With Sobotka fleeing to Russia, it looks like the Blues are going to replace him with Steve Ott. Should fans be worried?
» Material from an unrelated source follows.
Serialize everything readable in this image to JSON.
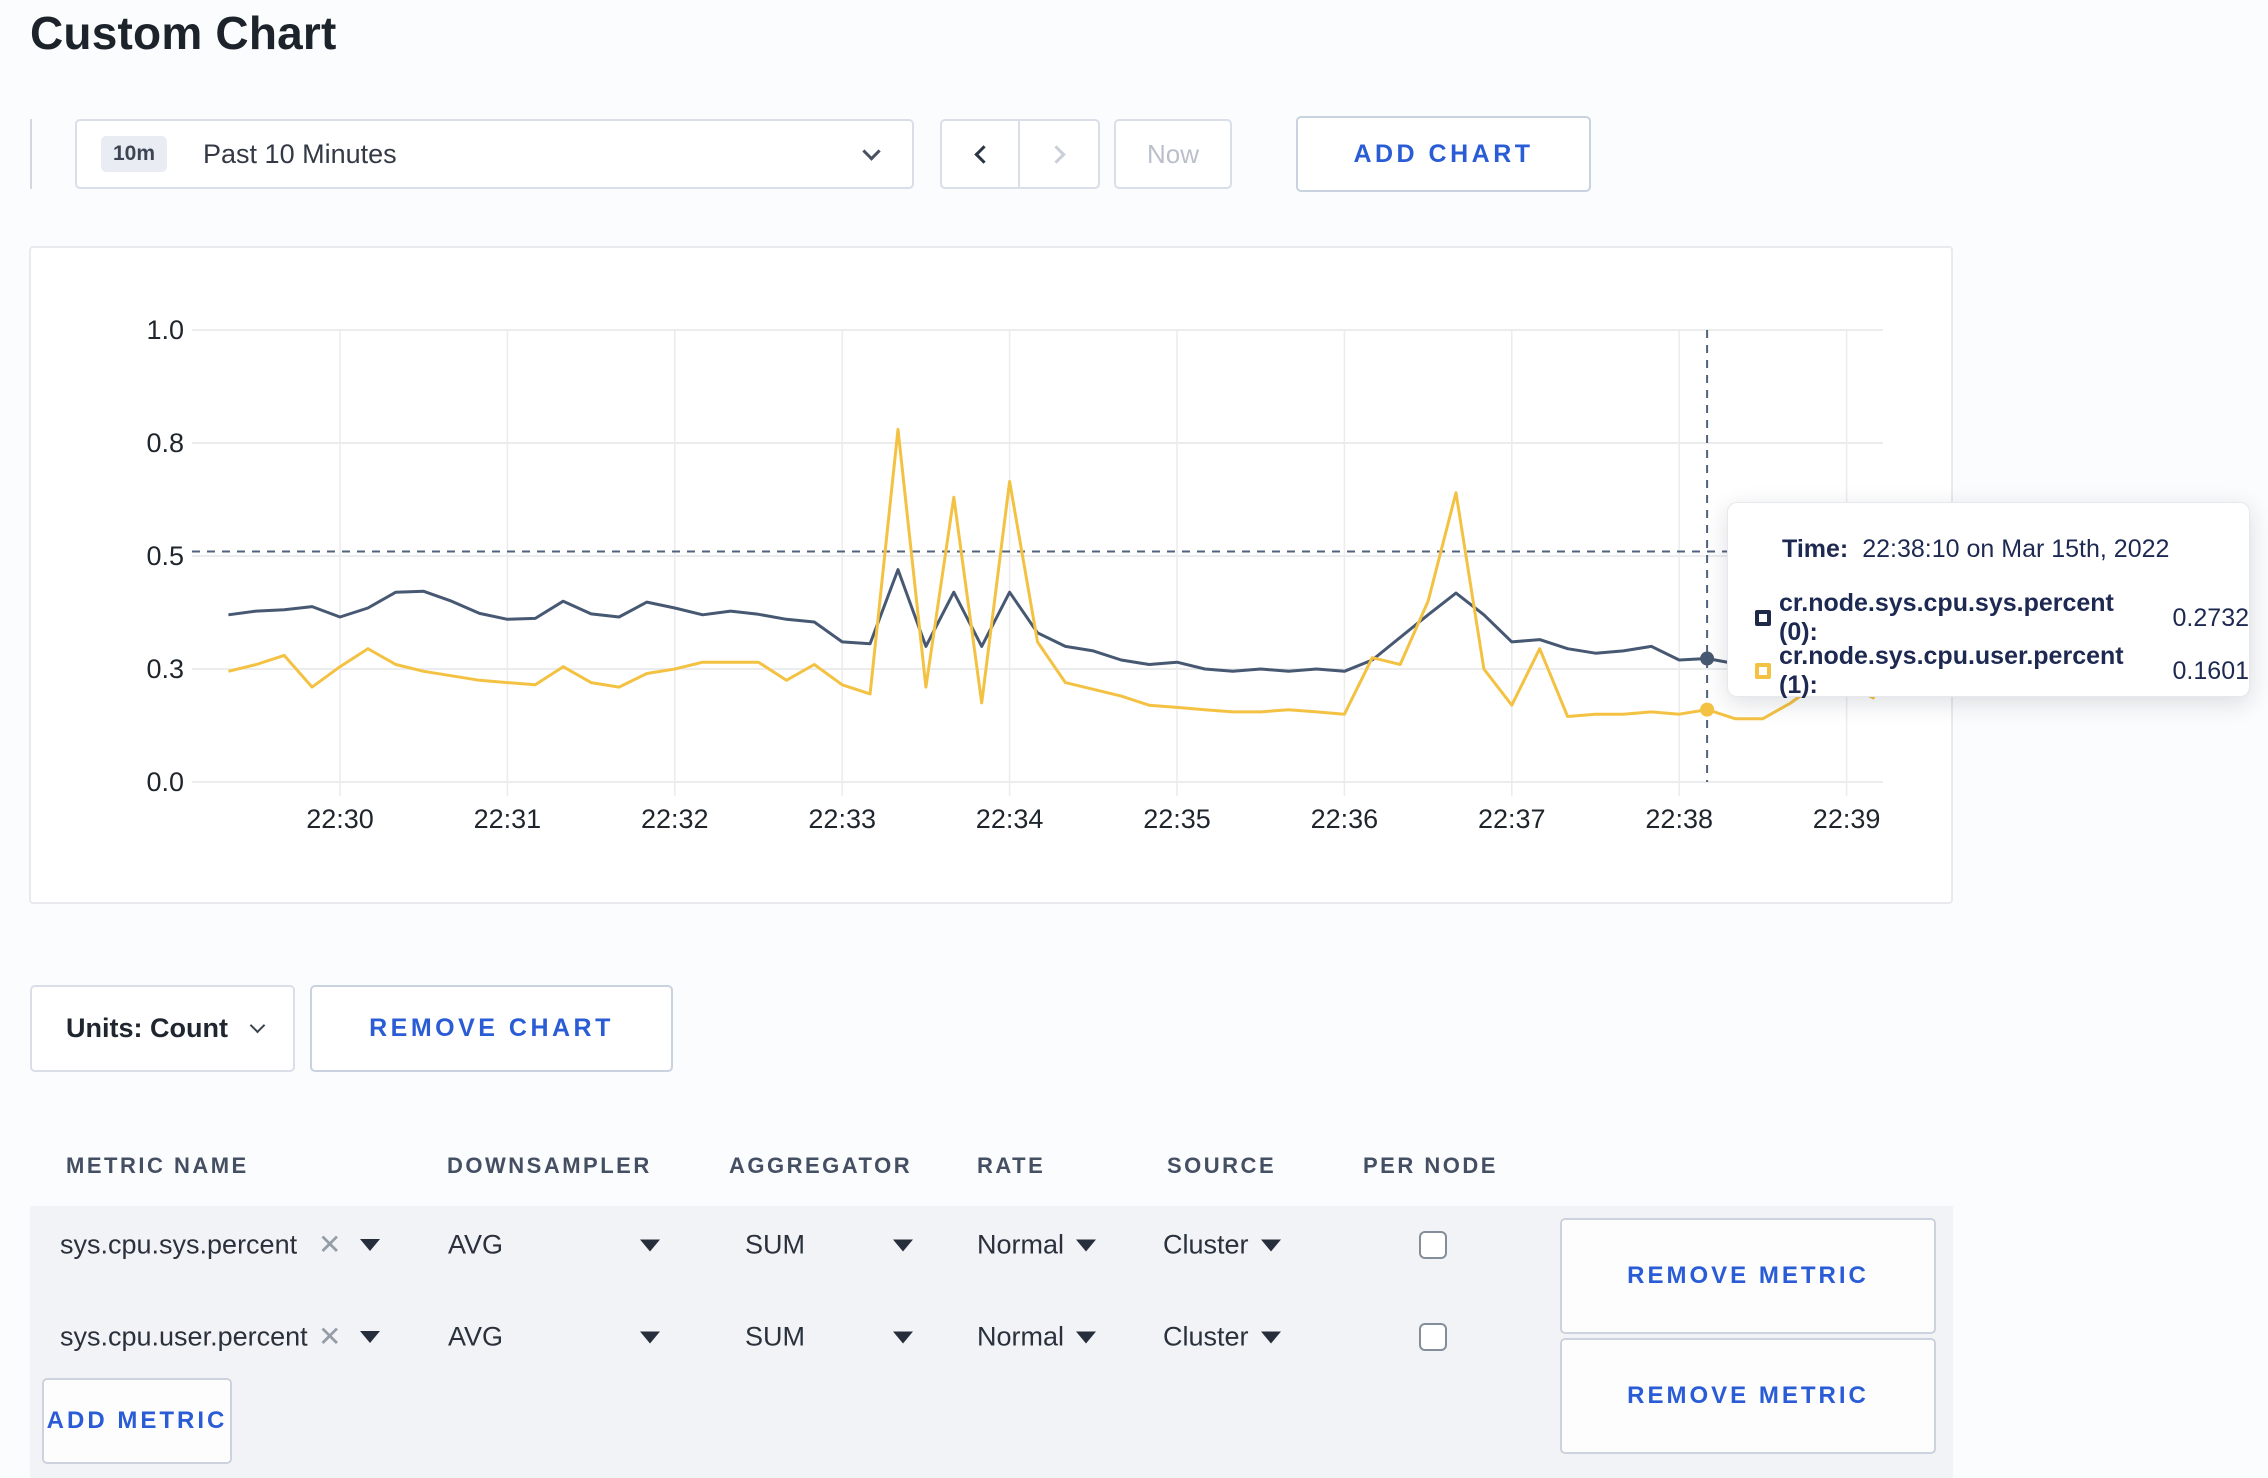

Yes.

Scott Rovak-USA TODAY Sports

Here is your quick fancystats look at what Vladimir Sobotka has provided to the St. Louis Blues compared to what Steve Ott has to offer this team.  The numbers do not look very promising.

First, I took a look at the Behind the Net data.  This site's corsi number is actually a corsi per 60 minutes of ice time played.  All the data is at even strength.  It is pretty clear to see the difference between these two players.  Just eyeballing the charts you can see the trends favor Sobotka.
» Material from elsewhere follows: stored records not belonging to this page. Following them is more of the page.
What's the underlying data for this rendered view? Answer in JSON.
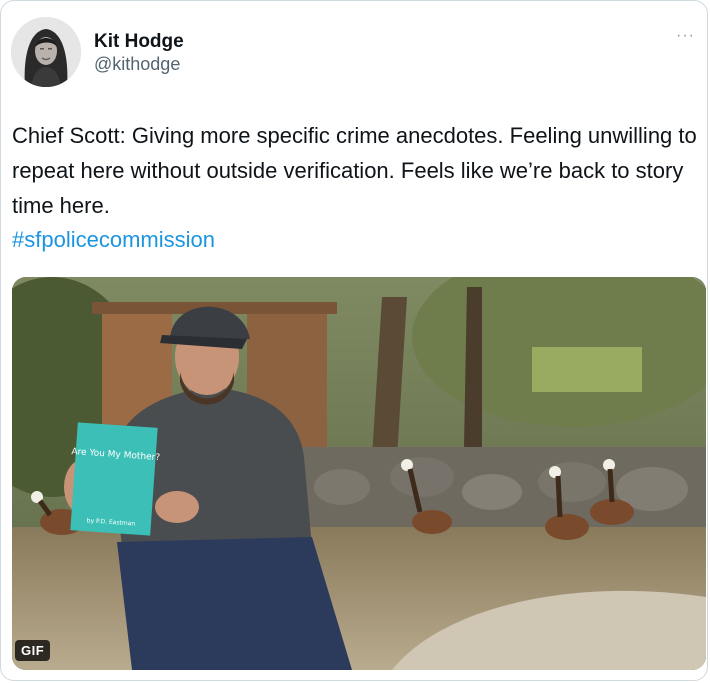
{
  "tweet": {
    "author_name": "Kit Hodge",
    "author_handle": "@kithodge",
    "more_label": "···",
    "text": "Chief Scott: Giving more specific crime anecdotes. Feeling unwilling to repeat here without outside verification. Feels like we’re back to story time here.",
    "hashtag": "#sfpolicecommission"
  },
  "media": {
    "badge": "GIF",
    "book_title": "Are You My Mother?",
    "book_author": "by P.D. Eastman"
  },
  "colors": {
    "link": "#1b95e0",
    "secondary_text": "#536471",
    "border": "#cfd9de"
  }
}
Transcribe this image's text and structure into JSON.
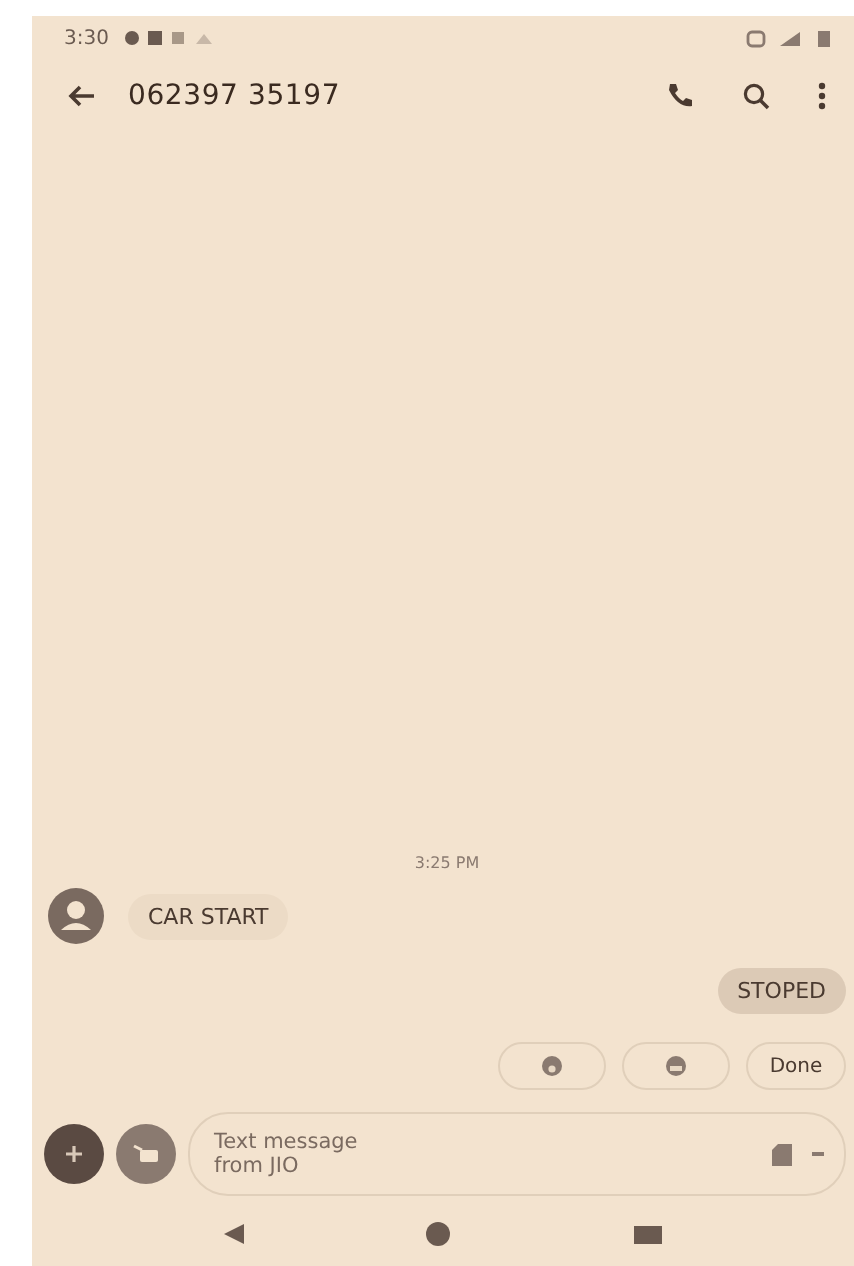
{
  "status_bar": {
    "time": "3:30"
  },
  "app_bar": {
    "title": "062397 35197"
  },
  "messages": [
    {
      "kind": "timestamp",
      "text": "3:25 PM"
    },
    {
      "kind": "incoming",
      "text": "CAR START"
    },
    {
      "kind": "outgoing",
      "text": "STOPED"
    }
  ],
  "suggestions": [
    {
      "kind": "emoji"
    },
    {
      "kind": "emoji-grin"
    },
    {
      "kind": "text",
      "label": "Done"
    }
  ],
  "compose": {
    "placeholder": "Text message from JIO"
  }
}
Next, I took a look at the With Or Without You data from the Hockey Analysis site.  This site breaks out corsi for and goals for percentages based on when a player was playing with or without a specified player.  This gives you a better idea of the impact a specific player has on his team when they are on or off the ice.  This is a bit more complicated look.  First take a look at the dark gray average lines.  You can see the Blues' players on average have similar corsi for percentages when they are not playing with either Ott or Sobotka.  But the real difference is with the corsi for percentage average.  Blues' players on average have better possession when they play with Sobotka than when they play with Ott.  Click on the positions or player names in the table at the bottom to highlight them on the chart above.  The dark black lines on the chart are just a reference point to show you where 50% is on the axis.


The third tab is using the same data set from Hockey Analysis and presents a more simple view of corsi for and goals for percentages for Blues players playing with or without Ott or Sobotka.  The corsi for bar chart favors Sobotka, but the goals for chart really show what the Blues are losing with Sobotka's departure.  And it is the last thing the Blues need a deficit in, goal scoring.  When Sobotka is on the ice, more Blues' players have an above 50% goals for than when those same players play with Ott.

Finally, the last tab is another scatterplot that shows a modified player usage chart game by game.  This view is comparing Sobotka's and Ott's quality of competition each game against their corsi for percentage.  The bubbles are sized by their percentage of offensive zone starts.  With this view, I am trying to compare each player's performance per game.  You will notice that in most games, Sobotka's bubble is almost always to the right of Ott (which means higher corsi) and Sobotka tends to see higher quality of competition.  This data comes from which posted a line by line comparison of Sobotka and Ott yesterday on Twitter.


Bottom line?  Replacing Sobotka with Ott is not a recipe for success for a Blues' team whose number one problem is scoring goals.  Sobotka, while not necessarily a 2nd line player, propelled his teammates to better possession and scoring, more so than Ott has with his brief time with the Blues.  After all the success on draft day and with free agent signings, this is a black mark on what has been a rather inspiring off season for the Blue Note.

Keep in mind that when comparing Ott and Sobotka that Ott spent the last season and a half with a horrible team while Sobotka has been playing on one of the best possession teams in the NHL.  That is why I limited Otts stats to mostly just his time with the Blues.